By Ymke Knaap

I don’t believe there is one ‘right’ way to tell stories. But I am learning so much through my studies and the internship I am doing at Perspectivity, so this is my best attempt to understand my learning journey and share it with you. I want to share with you how I learned to tell stories, or actually how I’m still learning to tell stories, because I will probably always be figuring things out. Storytelling is something we all do, it’s human. I think it’s our way of trying to understand the world around us. It’s how we create bonds, how we make each other laugh, it’s part of our history and DNA. As a species, we are addicted to stories. Even when the body goes to sleep, the mind stays up all night telling itself stories.

Ways of expressing yourself

I have learnt that there is no format or right way to tell a story. Everyone has their own unique form of expression. I am currently very involved in writing stories and then also personally writing about stories because of the internship and related research I am doing. But more recently, I have been exploring and trying out an old interest of mine: photography. The joy and satisfaction I get from that fuels more inspiration and ideas to express myself.

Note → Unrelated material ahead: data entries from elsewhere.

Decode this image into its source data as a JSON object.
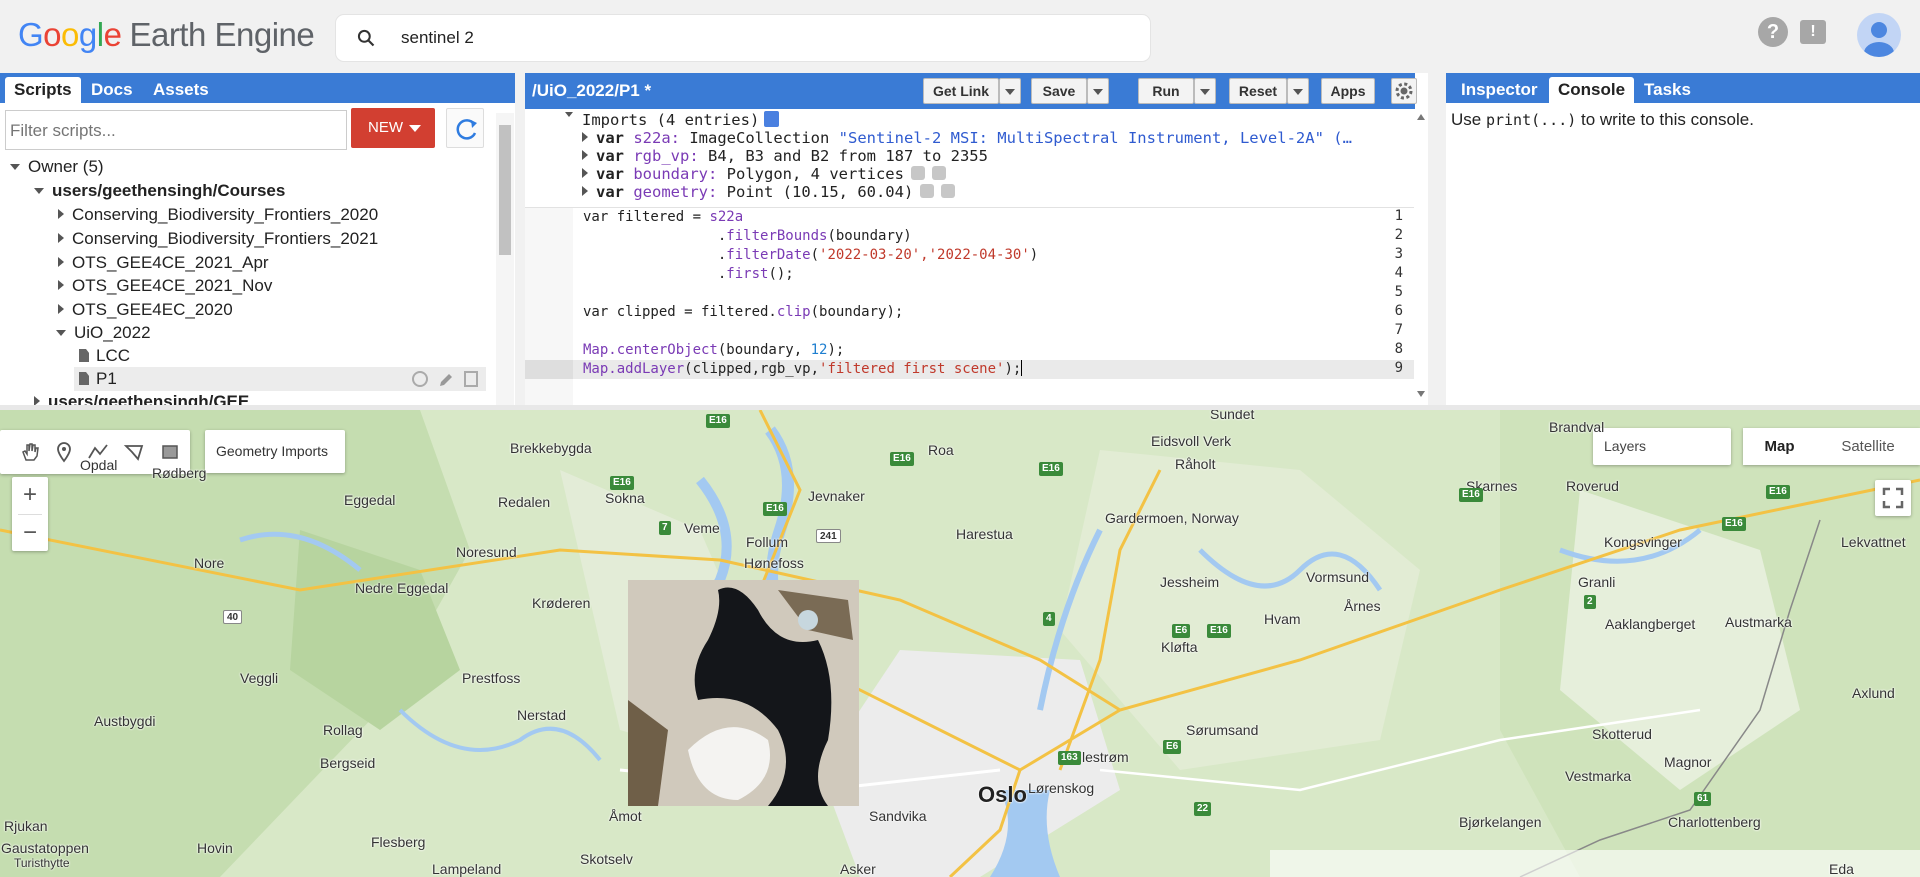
{
  "header": {
    "logo_letters": [
      "G",
      "o",
      "o",
      "g",
      "l",
      "e"
    ],
    "logo_product": "Earth Engine",
    "search_value": "sentinel 2",
    "help_icon": "help-icon",
    "feedback_icon": "feedback-icon",
    "avatar_icon": "account-avatar"
  },
  "left_panel": {
    "tabs": [
      {
        "label": "Scripts"
      },
      {
        "label": "Docs"
      },
      {
        "label": "Assets"
      }
    ],
    "filter_placeholder": "Filter scripts...",
    "new_label": "NEW",
    "tree": [
      {
        "label": "Owner (5)"
      },
      {
        "label": "users/geethensingh/Courses"
      },
      {
        "label": "Conserving_Biodiversity_Frontiers_2020"
      },
      {
        "label": "Conserving_Biodiversity_Frontiers_2021"
      },
      {
        "label": "OTS_GEE4CE_2021_Apr"
      },
      {
        "label": "OTS_GEE4CE_2021_Nov"
      },
      {
        "label": "OTS_GEE4EC_2020"
      },
      {
        "label": "UiO_2022"
      },
      {
        "label": "LCC"
      },
      {
        "label": "P1"
      },
      {
        "label": "users/geethensingh/GEE"
      }
    ]
  },
  "editor": {
    "title": "/UiO_2022/P1 *",
    "buttons": {
      "get_link": "Get Link",
      "save": "Save",
      "run": "Run",
      "reset": "Reset",
      "apps": "Apps"
    },
    "imports_header": "Imports (4 entries)",
    "imports": [
      {
        "kw": "var",
        "name": "s22a",
        "text": "ImageCollection",
        "detail": "\"Sentinel-2 MSI: MultiSpectral Instrument, Level-2A\" (…"
      },
      {
        "kw": "var",
        "name": "rgb_vp",
        "text": "B4, B3 and B2 from 187 to 2355",
        "detail": ""
      },
      {
        "kw": "var",
        "name": "boundary",
        "text": "Polygon, 4 vertices",
        "detail": ""
      },
      {
        "kw": "var",
        "name": "geometry",
        "text": "Point (10.15, 60.04)",
        "detail": ""
      }
    ],
    "line_numbers": [
      "1",
      "2",
      "3",
      "4",
      "5",
      "6",
      "7",
      "8",
      "9"
    ],
    "code": [
      {
        "p1": "var filtered = ",
        "fn": "s22a",
        "p2": "",
        "s": "",
        "p3": ""
      },
      {
        "p1": "                .",
        "fn": "filterBounds",
        "p2": "(boundary)",
        "s": "",
        "p3": ""
      },
      {
        "p1": "                .",
        "fn": "filterDate",
        "p2": "(",
        "s": "'2022-03-20','2022-04-30'",
        "p3": ")"
      },
      {
        "p1": "                .",
        "fn": "first",
        "p2": "();",
        "s": "",
        "p3": ""
      },
      {
        "p1": "",
        "fn": "",
        "p2": "",
        "s": "",
        "p3": ""
      },
      {
        "p1": "var clipped = filtered.",
        "fn": "clip",
        "p2": "(boundary);",
        "s": "",
        "p3": ""
      },
      {
        "p1": "",
        "fn": "",
        "p2": "",
        "s": "",
        "p3": ""
      },
      {
        "p1": "",
        "fn": "Map.centerObject",
        "p2": "(boundary, ",
        "s": "12",
        "p3": ");"
      },
      {
        "p1": "",
        "fn": "Map.addLayer",
        "p2": "(clipped,rgb_vp,",
        "s": "'filtered first scene'",
        "p3": ");"
      }
    ]
  },
  "right_panel": {
    "tabs": [
      {
        "label": "Inspector"
      },
      {
        "label": "Console"
      },
      {
        "label": "Tasks"
      }
    ],
    "console_pre": "Use ",
    "console_code": "print(...)",
    "console_post": " to write to this console."
  },
  "map": {
    "geometry_imports": "Geometry Imports",
    "layers": "Layers",
    "maptype": {
      "map": "Map",
      "satellite": "Satellite"
    },
    "zoom_in": "+",
    "zoom_out": "−",
    "places": [
      "Opdal",
      "Rødberg",
      "Brekkebygda",
      "Sokna",
      "Jevnaker",
      "Roa",
      "Eidsvoll Verk",
      "Råholt",
      "Brandval",
      "Sundet",
      "Eggedal",
      "Redalen",
      "Veme",
      "Follum",
      "Hønefoss",
      "Harestua",
      "Gardermoen, Norway",
      "Skarnes",
      "Roverud",
      "Kongsvinger",
      "Lekvattnet",
      "Nore",
      "Noresund",
      "Nedre Eggedal",
      "Krøderen",
      "Jessheim",
      "Vormsund",
      "Årnes",
      "Hvam",
      "Granli",
      "Aaklangberget",
      "Austmarka",
      "Kløfta",
      "Veggli",
      "Prestfoss",
      "Nerstad",
      "Austbygdi",
      "Rollag",
      "Bergseid",
      "Sørumsand",
      "Skotterud",
      "Axlund",
      "Lillestrøm",
      "Magnor",
      "Vestmarka",
      "Lørenskog",
      "Oslo",
      "Åmot",
      "Sandvika",
      "Bjørkelangen",
      "Charlottenberg",
      "Rjukan",
      "Gaustatoppen",
      "Hovin",
      "Flesberg",
      "Lampeland",
      "Skotselv",
      "Asker",
      "Eda",
      "Turisthytte"
    ],
    "roads": [
      "E16",
      "E16",
      "E16",
      "E16",
      "E16",
      "E16",
      "E16",
      "E16",
      "E16",
      "7",
      "241",
      "40",
      "4",
      "E6",
      "E6",
      "163",
      "22",
      "2",
      "61"
    ]
  }
}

I think we all speak the language of enthusiasm, whether we realise it or not. There’s something about excitement, you can see it in people’s eyes. I think this is why children’s joy seems to be something that adults spend their lifetimes trying to rediscover. Now that I am (becoming) an adult, I feel an intense pressure to establish myself in the world and have a sense of safety and security. But I am also learning to connect with my younger self and see what her needs are. And as with most people, that is to be heard or seen and acknowledged just the way you are. Accepting myself the way I am is still an ongoing process. But experimenting with new ways of expressing myself has opened the door of playing.

Share your story with pride

“If I don’t have red, I use blue”, said Pablo Picasso. Use whatever you have, the tools to tell and share stories now are so accessible. Think of the internet, the amount of content out there on many platforms, it’s absolutely saturated. That means there are also a lot of crossovers, very specific communities that otherwise would never have met. And how do they connect with each other? By sharing their experiences, knowledge and stories. The most expensive equipment won’t make you stand out or be relatable, it’s all about how you can tell a story. I recognise the privilege of having the money and time to use these tools, but that is also partly the reason that I want to help others share their stories. This privilege has also sometimes led me to believe that my own story is not ‘good’ enough, because others have more struggles or lack basic human rights in their lives. This is a learning journey of appreciating and accepting my own story and sharing it with pride. I think this is a great first step.